Intel and other technology companies have argued that unreasonable delay in the prosecution of a patent leaves these companies unaware of hidden potential claims, and that the doctrine of laches properly protects such companies from these submarine patents.
See also, web page containing hyperlinks to pleadings, transcripts, orders, and opinions in this case. See also, story titled "Split Federal Circuit Allows Prosecution Laches Claim to Proceed" in TLJ Daily E-Mail Alert No. 355, January 28, 2002.
People and Appointments
11/16. On Tuesday, November 15, 2005, the Senate Banking Committee (SBC) held a hearing on the nomination of Ben Bernanke to be Chairman of the Federal Reserve Board. He stated in his prepared testimony that "I will make continuity with the policies and policy strategies of the Greenspan Fed a top priority." On Wednesday, November 16, the SBC held a business meeting at which it approved the nomination. See also, story titled "Bush Picks Bernanke to Replace Greenspan" in TLJ Daily E-Mail Alert No. 1,239, October 25, 2005.
11/16. Barry Nigro, Deputy Director of the Federal Trade Commission's (FTC) Bureau of Competition, will leave the FTC, effective November 18, 2005. He will return to the Washington DC office of the law firm of Willkie Farr & Gallagher.
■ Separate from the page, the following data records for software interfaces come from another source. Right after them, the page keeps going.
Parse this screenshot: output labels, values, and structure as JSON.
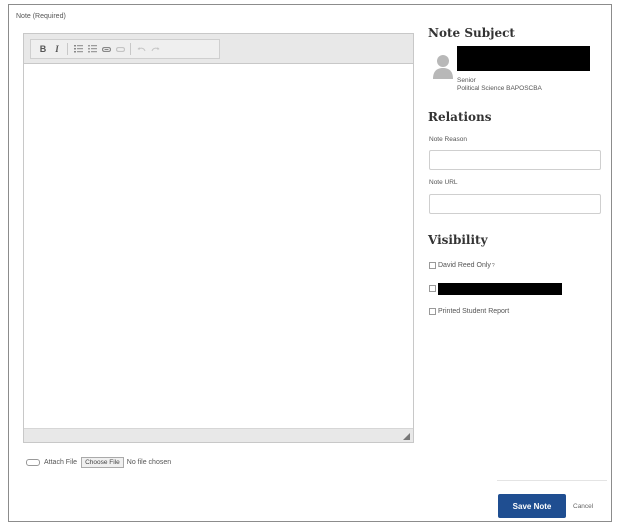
{
  "note": {
    "label": "Note (Required)",
    "toolbar": [
      {
        "name": "bold-button",
        "glyph": "B"
      },
      {
        "name": "italic-button",
        "glyph": "I"
      },
      {
        "name": "numbered-list-button",
        "glyph": "⁝≡"
      },
      {
        "name": "bulleted-list-button",
        "glyph": "⁝≡"
      },
      {
        "name": "link-button",
        "glyph": "⚭"
      },
      {
        "name": "unlink-button",
        "glyph": "⚭"
      },
      {
        "name": "undo-button",
        "glyph": "↶"
      },
      {
        "name": "redo-button",
        "glyph": "↷"
      }
    ],
    "body": ""
  },
  "attach": {
    "label": "Attach File",
    "choose_label": "Choose File",
    "status": "No file chosen"
  },
  "subject": {
    "heading": "Note Subject",
    "class_level": "Senior",
    "major": "Political Science BAPOSCBA"
  },
  "relations": {
    "heading": "Relations",
    "reason_label": "Note Reason",
    "reason_value": "",
    "url_label": "Note URL",
    "url_value": ""
  },
  "visibility": {
    "heading": "Visibility",
    "options": [
      {
        "label": "David Reed Only",
        "checked": false,
        "help": "?"
      },
      {
        "label": "",
        "checked": false
      },
      {
        "label": "Printed Student Report",
        "checked": false
      }
    ]
  },
  "actions": {
    "save_label": "Save Note",
    "cancel_label": "Cancel"
  },
  "colors": {
    "primary": "#1f4e91",
    "toolbar": "#e8e8e8",
    "redaction": "#000000"
  }
}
See, FTC release.
11/16. The Senate approved the conference report on HR 2862, the "Departments of Commerce and Justice, Science, and Related Agencies Appropriations Act, 2006", by a vote of 94-5. See, Senate Roll Call No. 329. The House approved this conference report on November 9, 2005, by a vote of 397-19. See, House Roll Call No. 581.
11/16. The House approved HR 1036, an untitled bill that makes technical corrections and changes to provisions of the Copyright Act regarding copyright royalty judges, and proceedings before copyright royalty judges. The bill is sponsored by Rep. Lamar Smith (R-TX) and Rep. Howard Berman (D-CA). The Senate has yet to approve this bill.
11/16. The U.S. Court of Appeals (8thCir) issued its opinion [6 pages in PDF] in Allsup v. Advantage 2000 Consultants, a case involving a claim of false advertising in violation of 15 U.S.C. § 1125(a)(1)(B). The Court of Appeals affirmed the District Court's grant of summary judgment to the defendant. The District Court also granted summary judgment on a claim of reverse passing off in violation of 15 U.S.C. § 1125(a)(1)(A). The plaintiff did not appeal on that issue. See, 15 U.S.C. § 1125. This case is Allsup, Inc. v. Advantage 2000 Consultants, Inc., et al., U.S. Court of Appeals for the 8th Circuit, App. Ct. No. 04-3376, an appeal from the U.S. District Court for the Eastern District of Missouri, Judge Jean Hamilton presiding.
11/16. Scott Hammond, Deputy Assistant Attorney General for Criminal Enforcement in the Department of Justice's (DOJ) Antitrust Division, gave a speech in Washington DC titled "An Update of the Antitrust Division's Criminal Enforcement Program".
11/16. The Department of Justice's (DOJ) Antitrust Division announced that it has closed its investigation of NASDAQ's proposed acquisition of Instinet Group. See, DOJ release.
Go to News from November 11-15, 2005.